A rare form of breast cancer, Pagetís disease of the nipple represents less than 1% of all breast cancers. Pagetís disease develops in the breast ducts, then spreads to the nipple skin, and the areola (the dark circle around the nipple). Often, Pagetís disease is associated with in situ carcinoma or infiltrating breast carcinoma.
The nipple and areola of a woman suffering with Pagetís disease often appear scaly, red, and crusted. Also in Pagetís disease, bleeding, oozing, itching, and a burning sensation in the breast area are common.
Despite these unsettling symptoms, the prognosis for women with Pagetís disease is better, if a lump has not been detected in the breast tissue and a biopsy has determined that there is no invasive cancer.
Phyllodes (also called Phylloides) tumor:
An extremely rare type of breast tumor, Phyllodes tumors develop in the stromal (connective) tissue of the breast.
Although Phyllodes tumors usually are benign (i.e., non-cancerous), they occasionally can be malignant (i.e., cancerous). In the past, both benign and malignant phyllodes tumors were termed cystosarcoma phyllodes.
Phyllodes tumors cannot be treated with hormone therapy, and they seldom respond to either chemotherapy or radiation therapy. Benign phyllodes tumors are treated by surgical removal of the mass and a small portion of the surrounding normal breast tissue. Malignant phyllodes tumors are treated by surgery, involving either removal of the tumor and a wider margin of the normal breast tissue, or mastectomy.
An uncommon type of infiltrating breast carcinoma, tubular carcinomas represent approximately 2% of all breast cancers.
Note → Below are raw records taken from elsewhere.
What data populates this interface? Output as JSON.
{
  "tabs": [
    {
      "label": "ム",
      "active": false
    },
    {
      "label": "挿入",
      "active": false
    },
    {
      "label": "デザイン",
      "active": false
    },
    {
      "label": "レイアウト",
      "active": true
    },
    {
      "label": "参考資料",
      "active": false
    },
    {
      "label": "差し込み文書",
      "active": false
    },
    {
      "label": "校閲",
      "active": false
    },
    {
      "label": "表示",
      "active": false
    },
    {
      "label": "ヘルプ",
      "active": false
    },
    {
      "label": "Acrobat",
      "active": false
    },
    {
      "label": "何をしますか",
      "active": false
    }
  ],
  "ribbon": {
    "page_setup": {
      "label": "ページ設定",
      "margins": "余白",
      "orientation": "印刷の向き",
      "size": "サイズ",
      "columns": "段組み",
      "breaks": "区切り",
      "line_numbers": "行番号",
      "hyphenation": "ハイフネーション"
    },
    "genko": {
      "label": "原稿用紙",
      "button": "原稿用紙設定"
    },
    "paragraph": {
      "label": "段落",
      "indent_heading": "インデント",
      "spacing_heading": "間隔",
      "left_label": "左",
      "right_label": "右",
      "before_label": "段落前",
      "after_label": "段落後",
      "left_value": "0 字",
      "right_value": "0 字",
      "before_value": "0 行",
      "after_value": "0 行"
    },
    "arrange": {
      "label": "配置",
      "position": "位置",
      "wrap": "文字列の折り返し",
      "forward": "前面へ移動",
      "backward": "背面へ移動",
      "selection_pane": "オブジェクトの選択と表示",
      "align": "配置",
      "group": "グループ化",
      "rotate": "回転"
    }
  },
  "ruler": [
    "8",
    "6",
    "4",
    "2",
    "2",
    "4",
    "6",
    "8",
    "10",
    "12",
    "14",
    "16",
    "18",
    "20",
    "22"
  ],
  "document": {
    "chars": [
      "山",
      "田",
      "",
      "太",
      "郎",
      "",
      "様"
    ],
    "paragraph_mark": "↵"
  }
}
Tubular carcinomas have a better prognosis than do more common types of invasive breast cancer.